What this task involves: Word for word, restate the entries below, but exclude the images.

[Page and application data records]
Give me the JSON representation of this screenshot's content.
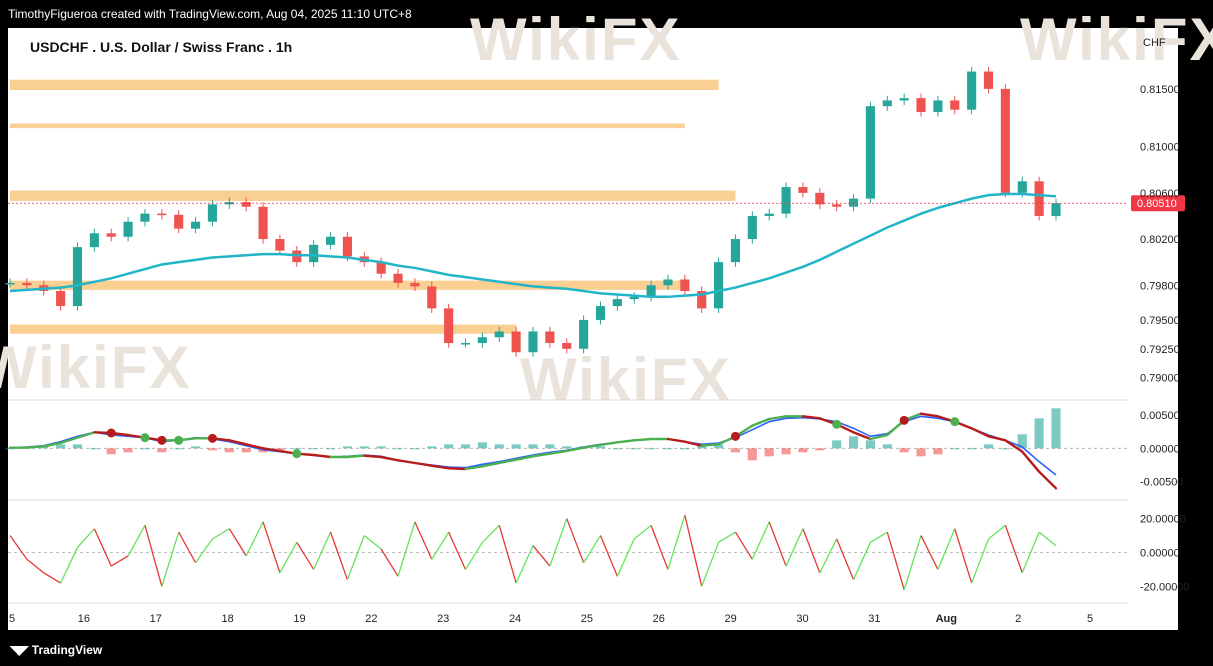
{
  "header": {
    "caption": "TimothyFigueroa created with TradingView.com, Aug 04, 2025 11:10 UTC+8"
  },
  "footer": {
    "brand": "TradingView",
    "brand_icon": "tradingview-logo-icon"
  },
  "watermarks": [
    "WikiFX",
    "WikiFX",
    "WikiFX",
    "WikiFX"
  ],
  "chart_data": {
    "type": "line",
    "title": "USDCHF . U.S. Dollar / Swiss Franc . 1h",
    "currency_label": "CHF",
    "x_ticks": [
      "5",
      "16",
      "17",
      "18",
      "19",
      "22",
      "23",
      "24",
      "25",
      "26",
      "29",
      "30",
      "31",
      "Aug",
      "2",
      "5"
    ],
    "price_pane": {
      "y_ticks": [
        "0.81500",
        "0.81000",
        "0.80600",
        "0.80200",
        "0.79800",
        "0.79500",
        "0.79250",
        "0.79000"
      ],
      "ylim": [
        0.7885,
        0.8175
      ],
      "last_price": "0.80510",
      "colors": {
        "up": "#26a69a",
        "down": "#ef5350",
        "ma": "#22b5c8",
        "zone": "#f9c77f",
        "last": "#f23645"
      },
      "zones": [
        {
          "x": [
            0,
            42
          ],
          "y": [
            0.8149,
            0.8158
          ]
        },
        {
          "x": [
            0,
            40
          ],
          "y": [
            0.8116,
            0.812
          ]
        },
        {
          "x": [
            0,
            43
          ],
          "y": [
            0.8053,
            0.8062
          ]
        },
        {
          "x": [
            0,
            40
          ],
          "y": [
            0.7976,
            0.7984
          ]
        },
        {
          "x": [
            0,
            30
          ],
          "y": [
            0.7938,
            0.7946
          ]
        }
      ],
      "close": [
        0.7982,
        0.798,
        0.7975,
        0.7962,
        0.8013,
        0.8025,
        0.8022,
        0.8035,
        0.8042,
        0.8041,
        0.8029,
        0.8035,
        0.805,
        0.8052,
        0.8048,
        0.802,
        0.801,
        0.8,
        0.8015,
        0.8022,
        0.8005,
        0.8,
        0.799,
        0.7982,
        0.7979,
        0.796,
        0.793,
        0.793,
        0.7935,
        0.794,
        0.7922,
        0.794,
        0.793,
        0.7925,
        0.795,
        0.7962,
        0.7968,
        0.797,
        0.798,
        0.7985,
        0.7975,
        0.796,
        0.8,
        0.802,
        0.804,
        0.8042,
        0.8065,
        0.806,
        0.805,
        0.8048,
        0.8055,
        0.8135,
        0.814,
        0.8142,
        0.813,
        0.814,
        0.8132,
        0.8165,
        0.815,
        0.806,
        0.807,
        0.804,
        0.8051
      ],
      "ma": [
        0.7975,
        0.7976,
        0.7977,
        0.7978,
        0.798,
        0.7983,
        0.7986,
        0.799,
        0.7994,
        0.7998,
        0.8,
        0.8002,
        0.8004,
        0.8005,
        0.8006,
        0.8007,
        0.8007,
        0.8006,
        0.8006,
        0.8005,
        0.8004,
        0.8002,
        0.8,
        0.7997,
        0.7995,
        0.7992,
        0.7989,
        0.7987,
        0.7985,
        0.7983,
        0.7981,
        0.7979,
        0.7978,
        0.7977,
        0.7975,
        0.7973,
        0.7972,
        0.7971,
        0.797,
        0.797,
        0.7971,
        0.7972,
        0.7975,
        0.7978,
        0.7982,
        0.7986,
        0.7991,
        0.7996,
        0.8002,
        0.8009,
        0.8016,
        0.8023,
        0.803,
        0.8036,
        0.8042,
        0.8047,
        0.8051,
        0.8055,
        0.8058,
        0.8059,
        0.8059,
        0.8058,
        0.8057
      ]
    },
    "macd_pane": {
      "y_ticks": [
        "0.00500",
        "0.00000",
        "-0.00500"
      ],
      "ylim": [
        -0.007,
        0.0065
      ],
      "colors": {
        "macd": "#2962ff",
        "signal_up": "#4caf50",
        "signal_down": "#b71c1c",
        "hist_up": "#26a69a",
        "hist_down": "#ef5350"
      },
      "macd": [
        0.0001,
        0.0002,
        0.0004,
        0.001,
        0.0018,
        0.0024,
        0.002,
        0.0018,
        0.0016,
        0.001,
        0.0012,
        0.0016,
        0.0014,
        0.001,
        0.0004,
        -0.0002,
        -0.0005,
        -0.0008,
        -0.001,
        -0.0013,
        -0.0012,
        -0.001,
        -0.0012,
        -0.0018,
        -0.0022,
        -0.0025,
        -0.0028,
        -0.0029,
        -0.0024,
        -0.002,
        -0.0015,
        -0.001,
        -0.0006,
        -0.0003,
        0.0002,
        0.0006,
        0.0009,
        0.0012,
        0.0014,
        0.0014,
        0.001,
        0.0006,
        0.0008,
        0.0016,
        0.0028,
        0.004,
        0.0045,
        0.0046,
        0.0044,
        0.004,
        0.003,
        0.0018,
        0.0022,
        0.004,
        0.0048,
        0.0045,
        0.004,
        0.003,
        0.002,
        0.0012,
        0.0002,
        -0.002,
        -0.004
      ],
      "signal": [
        0.0001,
        0.0001,
        0.0003,
        0.0008,
        0.0016,
        0.0024,
        0.0023,
        0.002,
        0.0016,
        0.0012,
        0.0012,
        0.0015,
        0.0015,
        0.0012,
        0.0006,
        0.0,
        -0.0004,
        -0.0008,
        -0.001,
        -0.0013,
        -0.0013,
        -0.0011,
        -0.0013,
        -0.0018,
        -0.0022,
        -0.0026,
        -0.003,
        -0.0031,
        -0.0027,
        -0.0022,
        -0.0017,
        -0.0012,
        -0.0008,
        -0.0004,
        0.0001,
        0.0005,
        0.0009,
        0.0012,
        0.0014,
        0.0014,
        0.001,
        0.0004,
        0.0006,
        0.0018,
        0.0034,
        0.0044,
        0.0048,
        0.0048,
        0.0045,
        0.0036,
        0.0024,
        0.0014,
        0.002,
        0.0042,
        0.0052,
        0.0048,
        0.004,
        0.003,
        0.0018,
        0.0012,
        -0.0005,
        -0.0035,
        -0.006
      ]
    },
    "oscillator_pane": {
      "y_ticks": [
        "20.00000",
        "0.00000",
        "-20.00000"
      ],
      "ylim": [
        -28,
        28
      ],
      "colors": {
        "pos": "#66e25a",
        "neg": "#e53935"
      },
      "values": [
        10,
        -4,
        -12,
        -18,
        3,
        14,
        -8,
        -2,
        16,
        -20,
        12,
        -6,
        8,
        14,
        -2,
        18,
        -12,
        6,
        -10,
        12,
        -16,
        10,
        2,
        -14,
        18,
        -4,
        12,
        -10,
        6,
        16,
        -18,
        4,
        -8,
        20,
        -6,
        10,
        -14,
        8,
        16,
        -10,
        22,
        -20,
        6,
        12,
        -4,
        18,
        -8,
        14,
        -12,
        8,
        -16,
        6,
        12,
        -22,
        10,
        -10,
        14,
        -18,
        8,
        16,
        -12,
        12,
        4
      ]
    }
  }
}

Response area:
Give me the JSON representation of this screenshot's content.
{
  "header": {
    "caption": "TimothyFigueroa created with TradingView.com, Aug 04, 2025 11:10 UTC+8"
  },
  "footer": {
    "brand": "TradingView",
    "brand_icon": "tradingview-logo-icon"
  },
  "watermarks": [
    "WikiFX",
    "WikiFX",
    "WikiFX",
    "WikiFX"
  ],
  "chart_data": {
    "type": "line",
    "title": "USDCHF . U.S. Dollar / Swiss Franc . 1h",
    "currency_label": "CHF",
    "x_ticks": [
      "5",
      "16",
      "17",
      "18",
      "19",
      "22",
      "23",
      "24",
      "25",
      "26",
      "29",
      "30",
      "31",
      "Aug",
      "2",
      "5"
    ],
    "price_pane": {
      "y_ticks": [
        "0.81500",
        "0.81000",
        "0.80600",
        "0.80200",
        "0.79800",
        "0.79500",
        "0.79250",
        "0.79000"
      ],
      "ylim": [
        0.7885,
        0.8175
      ],
      "last_price": "0.80510",
      "colors": {
        "up": "#26a69a",
        "down": "#ef5350",
        "ma": "#22b5c8",
        "zone": "#f9c77f",
        "last": "#f23645"
      },
      "zones": [
        {
          "x": [
            0,
            42
          ],
          "y": [
            0.8149,
            0.8158
          ]
        },
        {
          "x": [
            0,
            40
          ],
          "y": [
            0.8116,
            0.812
          ]
        },
        {
          "x": [
            0,
            43
          ],
          "y": [
            0.8053,
            0.8062
          ]
        },
        {
          "x": [
            0,
            40
          ],
          "y": [
            0.7976,
            0.7984
          ]
        },
        {
          "x": [
            0,
            30
          ],
          "y": [
            0.7938,
            0.7946
          ]
        }
      ],
      "close": [
        0.7982,
        0.798,
        0.7975,
        0.7962,
        0.8013,
        0.8025,
        0.8022,
        0.8035,
        0.8042,
        0.8041,
        0.8029,
        0.8035,
        0.805,
        0.8052,
        0.8048,
        0.802,
        0.801,
        0.8,
        0.8015,
        0.8022,
        0.8005,
        0.8,
        0.799,
        0.7982,
        0.7979,
        0.796,
        0.793,
        0.793,
        0.7935,
        0.794,
        0.7922,
        0.794,
        0.793,
        0.7925,
        0.795,
        0.7962,
        0.7968,
        0.797,
        0.798,
        0.7985,
        0.7975,
        0.796,
        0.8,
        0.802,
        0.804,
        0.8042,
        0.8065,
        0.806,
        0.805,
        0.8048,
        0.8055,
        0.8135,
        0.814,
        0.8142,
        0.813,
        0.814,
        0.8132,
        0.8165,
        0.815,
        0.806,
        0.807,
        0.804,
        0.8051
      ],
      "ma": [
        0.7975,
        0.7976,
        0.7977,
        0.7978,
        0.798,
        0.7983,
        0.7986,
        0.799,
        0.7994,
        0.7998,
        0.8,
        0.8002,
        0.8004,
        0.8005,
        0.8006,
        0.8007,
        0.8007,
        0.8006,
        0.8006,
        0.8005,
        0.8004,
        0.8002,
        0.8,
        0.7997,
        0.7995,
        0.7992,
        0.7989,
        0.7987,
        0.7985,
        0.7983,
        0.7981,
        0.7979,
        0.7978,
        0.7977,
        0.7975,
        0.7973,
        0.7972,
        0.7971,
        0.797,
        0.797,
        0.7971,
        0.7972,
        0.7975,
        0.7978,
        0.7982,
        0.7986,
        0.7991,
        0.7996,
        0.8002,
        0.8009,
        0.8016,
        0.8023,
        0.803,
        0.8036,
        0.8042,
        0.8047,
        0.8051,
        0.8055,
        0.8058,
        0.8059,
        0.8059,
        0.8058,
        0.8057
      ]
    },
    "macd_pane": {
      "y_ticks": [
        "0.00500",
        "0.00000",
        "-0.00500"
      ],
      "ylim": [
        -0.007,
        0.0065
      ],
      "colors": {
        "macd": "#2962ff",
        "signal_up": "#4caf50",
        "signal_down": "#b71c1c",
        "hist_up": "#26a69a",
        "hist_down": "#ef5350"
      },
      "macd": [
        0.0001,
        0.0002,
        0.0004,
        0.001,
        0.0018,
        0.0024,
        0.002,
        0.0018,
        0.0016,
        0.001,
        0.0012,
        0.0016,
        0.0014,
        0.001,
        0.0004,
        -0.0002,
        -0.0005,
        -0.0008,
        -0.001,
        -0.0013,
        -0.0012,
        -0.001,
        -0.0012,
        -0.0018,
        -0.0022,
        -0.0025,
        -0.0028,
        -0.0029,
        -0.0024,
        -0.002,
        -0.0015,
        -0.001,
        -0.0006,
        -0.0003,
        0.0002,
        0.0006,
        0.0009,
        0.0012,
        0.0014,
        0.0014,
        0.001,
        0.0006,
        0.0008,
        0.0016,
        0.0028,
        0.004,
        0.0045,
        0.0046,
        0.0044,
        0.004,
        0.003,
        0.0018,
        0.0022,
        0.004,
        0.0048,
        0.0045,
        0.004,
        0.003,
        0.002,
        0.0012,
        0.0002,
        -0.002,
        -0.004
      ],
      "signal": [
        0.0001,
        0.0001,
        0.0003,
        0.0008,
        0.0016,
        0.0024,
        0.0023,
        0.002,
        0.0016,
        0.0012,
        0.0012,
        0.0015,
        0.0015,
        0.0012,
        0.0006,
        0.0,
        -0.0004,
        -0.0008,
        -0.001,
        -0.0013,
        -0.0013,
        -0.0011,
        -0.0013,
        -0.0018,
        -0.0022,
        -0.0026,
        -0.003,
        -0.0031,
        -0.0027,
        -0.0022,
        -0.0017,
        -0.0012,
        -0.0008,
        -0.0004,
        0.0001,
        0.0005,
        0.0009,
        0.0012,
        0.0014,
        0.0014,
        0.001,
        0.0004,
        0.0006,
        0.0018,
        0.0034,
        0.0044,
        0.0048,
        0.0048,
        0.0045,
        0.0036,
        0.0024,
        0.0014,
        0.002,
        0.0042,
        0.0052,
        0.0048,
        0.004,
        0.003,
        0.0018,
        0.0012,
        -0.0005,
        -0.0035,
        -0.006
      ]
    },
    "oscillator_pane": {
      "y_ticks": [
        "20.00000",
        "0.00000",
        "-20.00000"
      ],
      "ylim": [
        -28,
        28
      ],
      "colors": {
        "pos": "#66e25a",
        "neg": "#e53935"
      },
      "values": [
        10,
        -4,
        -12,
        -18,
        3,
        14,
        -8,
        -2,
        16,
        -20,
        12,
        -6,
        8,
        14,
        -2,
        18,
        -12,
        6,
        -10,
        12,
        -16,
        10,
        2,
        -14,
        18,
        -4,
        12,
        -10,
        6,
        16,
        -18,
        4,
        -8,
        20,
        -6,
        10,
        -14,
        8,
        16,
        -10,
        22,
        -20,
        6,
        12,
        -4,
        18,
        -8,
        14,
        -12,
        8,
        -16,
        6,
        12,
        -22,
        10,
        -10,
        14,
        -18,
        8,
        16,
        -12,
        12,
        4
      ]
    }
  }
}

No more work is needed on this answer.